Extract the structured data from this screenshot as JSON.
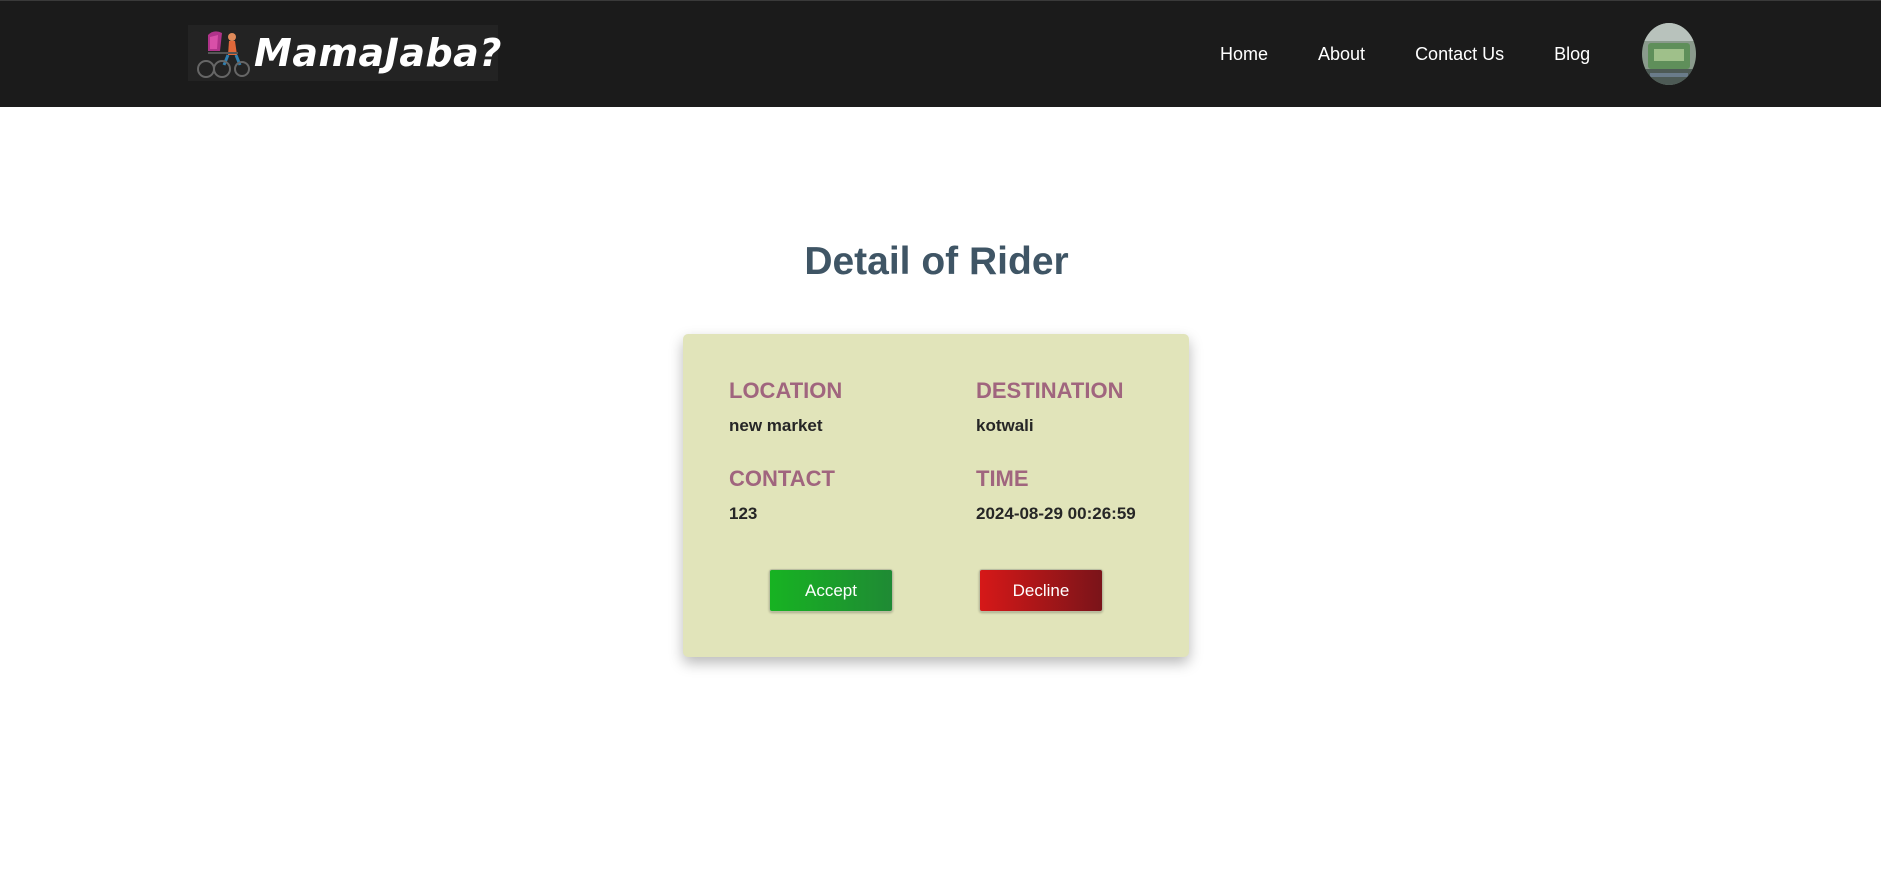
{
  "brand": {
    "logo_text": "MamaJaba?",
    "logo_image": "rickshaw-logo"
  },
  "nav": {
    "links": [
      {
        "label": "Home"
      },
      {
        "label": "About"
      },
      {
        "label": "Contact Us"
      },
      {
        "label": "Blog"
      }
    ],
    "avatar": "user-avatar"
  },
  "page": {
    "title": "Detail of Rider"
  },
  "rider": {
    "location_label": "LOCATION",
    "location": "new market",
    "destination_label": "DESTINATION",
    "destination": "kotwali",
    "contact_label": "CONTACT",
    "contact": "123",
    "time_label": "TIME",
    "time": "2024-08-29 00:26:59"
  },
  "actions": {
    "accept_label": "Accept",
    "decline_label": "Decline"
  },
  "colors": {
    "navbar": "#1b1b1b",
    "title": "#3f5565",
    "card": "#e1e4ba",
    "field_label": "#a0657e",
    "accept": "#1ba52a",
    "decline": "#b5161a"
  }
}
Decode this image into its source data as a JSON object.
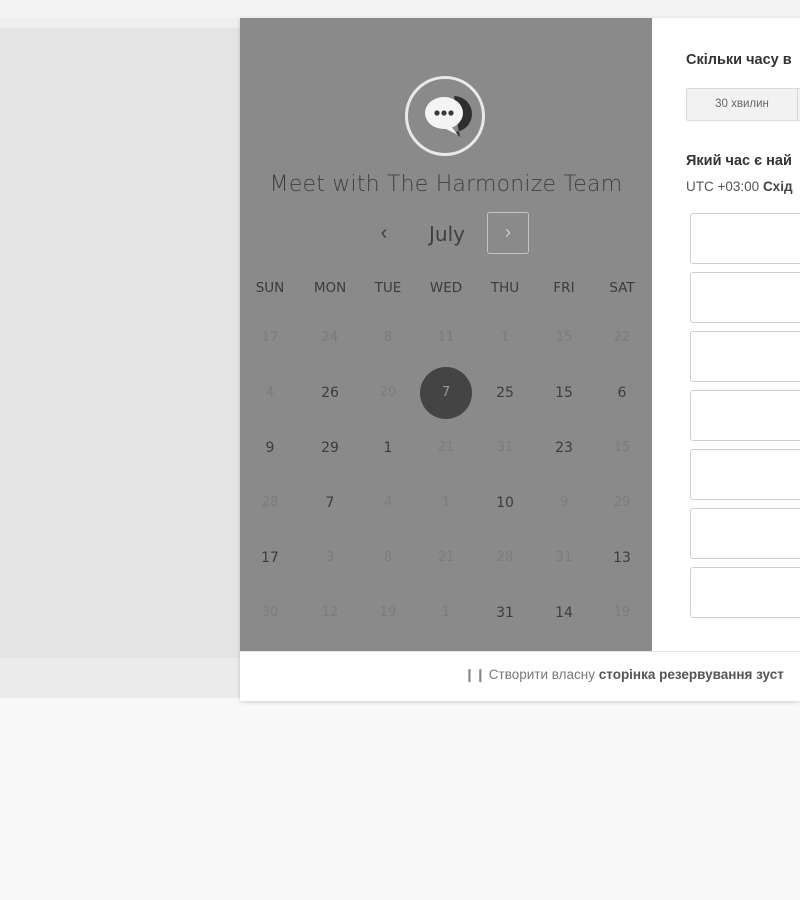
{
  "calendar": {
    "title": "Meet with The Harmonize Team",
    "month": "July",
    "weekdays": [
      "SUN",
      "MON",
      "TUE",
      "WED",
      "THU",
      "FRI",
      "SAT"
    ],
    "weeks": [
      [
        {
          "d": "17",
          "active": false
        },
        {
          "d": "24",
          "active": false
        },
        {
          "d": "8",
          "active": false
        },
        {
          "d": "11",
          "active": false
        },
        {
          "d": "1",
          "active": false
        },
        {
          "d": "15",
          "active": false
        },
        {
          "d": "22",
          "active": false
        }
      ],
      [
        {
          "d": "4",
          "active": false
        },
        {
          "d": "26",
          "active": true
        },
        {
          "d": "20",
          "active": false
        },
        {
          "d": "7",
          "active": true,
          "selected": true
        },
        {
          "d": "25",
          "active": true
        },
        {
          "d": "15",
          "active": true
        },
        {
          "d": "6",
          "active": true
        }
      ],
      [
        {
          "d": "9",
          "active": true
        },
        {
          "d": "29",
          "active": true
        },
        {
          "d": "1",
          "active": true
        },
        {
          "d": "21",
          "active": false
        },
        {
          "d": "31",
          "active": false
        },
        {
          "d": "23",
          "active": true
        },
        {
          "d": "15",
          "active": false
        }
      ],
      [
        {
          "d": "28",
          "active": false
        },
        {
          "d": "7",
          "active": true
        },
        {
          "d": "4",
          "active": false
        },
        {
          "d": "1",
          "active": false
        },
        {
          "d": "10",
          "active": true
        },
        {
          "d": "9",
          "active": false
        },
        {
          "d": "29",
          "active": false
        }
      ],
      [
        {
          "d": "17",
          "active": true
        },
        {
          "d": "3",
          "active": false
        },
        {
          "d": "8",
          "active": false
        },
        {
          "d": "21",
          "active": false
        },
        {
          "d": "28",
          "active": false
        },
        {
          "d": "31",
          "active": false
        },
        {
          "d": "13",
          "active": true
        }
      ],
      [
        {
          "d": "30",
          "active": false
        },
        {
          "d": "12",
          "active": false
        },
        {
          "d": "19",
          "active": false
        },
        {
          "d": "1",
          "active": false
        },
        {
          "d": "31",
          "active": true
        },
        {
          "d": "14",
          "active": true
        },
        {
          "d": "19",
          "active": false
        }
      ]
    ]
  },
  "right": {
    "duration_question": "Скільки часу в",
    "duration_option": "30 хвилин",
    "time_question": "Який час є най",
    "tz_prefix": "UTC +03:00",
    "tz_name": "Схід",
    "slot_count": 7
  },
  "footer": {
    "text_plain": "Створити власну",
    "text_bold": "сторінка резервування зуст"
  }
}
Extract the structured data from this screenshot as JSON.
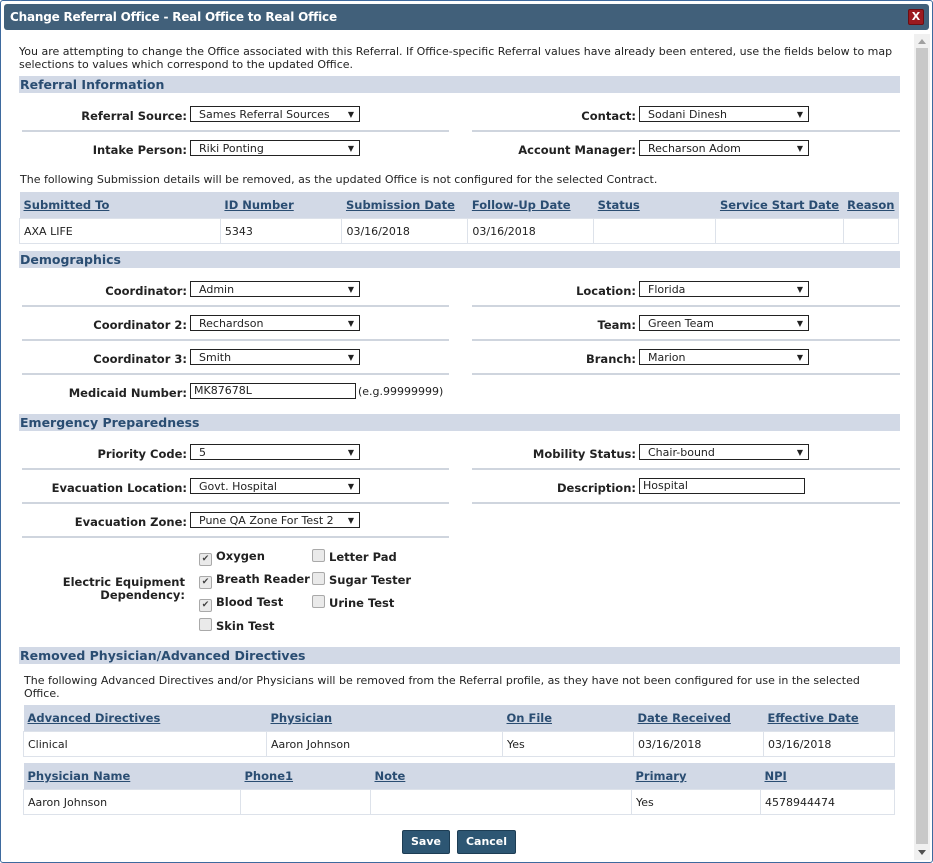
{
  "dialog": {
    "title": "Change Referral Office - Real Office to Real Office",
    "close_label": "X",
    "intro": "You are attempting to change the Office associated with this Referral. If Office-specific Referral values have already been entered, use the fields below to map selections to values which correspond to the updated Office."
  },
  "referral_info": {
    "heading": "Referral Information",
    "referral_source": {
      "label": "Referral Source:",
      "value": "Sames Referral Sources"
    },
    "contact": {
      "label": "Contact:",
      "value": "Sodani Dinesh"
    },
    "intake_person": {
      "label": "Intake Person:",
      "value": "Riki Ponting"
    },
    "account_manager": {
      "label": "Account Manager:",
      "value": "Recharson Adom"
    },
    "submission_note": "The following Submission details will be removed, as the updated Office is not configured for the selected Contract.",
    "submission_table": {
      "headers": [
        "Submitted To",
        "ID Number",
        "Submission Date",
        "Follow-Up Date",
        "Status",
        "Service Start Date",
        "Reason"
      ],
      "rows": [
        [
          "AXA LIFE",
          "5343",
          "03/16/2018",
          "03/16/2018",
          "",
          "",
          ""
        ]
      ]
    }
  },
  "demographics": {
    "heading": "Demographics",
    "coordinator": {
      "label": "Coordinator:",
      "value": "Admin"
    },
    "location": {
      "label": "Location:",
      "value": "Florida"
    },
    "coordinator2": {
      "label": "Coordinator 2:",
      "value": "Rechardson"
    },
    "team": {
      "label": "Team:",
      "value": "Green Team"
    },
    "coordinator3": {
      "label": "Coordinator 3:",
      "value": "Smith"
    },
    "branch": {
      "label": "Branch:",
      "value": "Marion"
    },
    "medicaid": {
      "label": "Medicaid Number:",
      "value": "MK87678L",
      "hint": "(e.g.99999999)"
    }
  },
  "emergency": {
    "heading": "Emergency Preparedness",
    "priority_code": {
      "label": "Priority Code:",
      "value": "5"
    },
    "mobility_status": {
      "label": "Mobility Status:",
      "value": "Chair-bound"
    },
    "evacuation_location": {
      "label": "Evacuation Location:",
      "value": "Govt. Hospital"
    },
    "description": {
      "label": "Description:",
      "value": "Hospital"
    },
    "evacuation_zone": {
      "label": "Evacuation Zone:",
      "value": "Pune QA Zone For Test 2"
    },
    "equipment": {
      "label_line1": "Electric Equipment",
      "label_line2": "Dependency:",
      "options": [
        {
          "label": "Oxygen",
          "checked": true
        },
        {
          "label": "Letter Pad",
          "checked": false
        },
        {
          "label": "Breath Reader",
          "checked": true
        },
        {
          "label": "Sugar Tester",
          "checked": false
        },
        {
          "label": "Blood Test",
          "checked": true
        },
        {
          "label": "Urine Test",
          "checked": false
        },
        {
          "label": "Skin Test",
          "checked": false
        }
      ]
    }
  },
  "removed": {
    "heading": "Removed Physician/Advanced Directives",
    "note": "The following Advanced Directives and/or Physicians will be removed from the Referral profile, as they have not been configured for use in the selected Office.",
    "directives_table": {
      "headers": [
        "Advanced Directives",
        "Physician",
        "On File",
        "Date Received",
        "Effective Date"
      ],
      "rows": [
        [
          "Clinical",
          "Aaron Johnson",
          "Yes",
          "03/16/2018",
          "03/16/2018"
        ]
      ]
    },
    "physician_table": {
      "headers": [
        "Physician Name",
        "Phone1",
        "Note",
        "Primary",
        "NPI"
      ],
      "rows": [
        [
          "Aaron Johnson",
          "",
          "",
          "Yes",
          "4578944474"
        ]
      ]
    }
  },
  "buttons": {
    "save": "Save",
    "cancel": "Cancel"
  },
  "colors": {
    "title_bar": "#41607a",
    "section_bg": "#d2d9e6",
    "section_text": "#2a4d72",
    "button_bg": "#2d5673",
    "close_bg": "#9b1a1f"
  }
}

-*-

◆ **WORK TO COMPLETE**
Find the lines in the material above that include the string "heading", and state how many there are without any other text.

◆ **RESULT FOR THIS EXERCISE**
4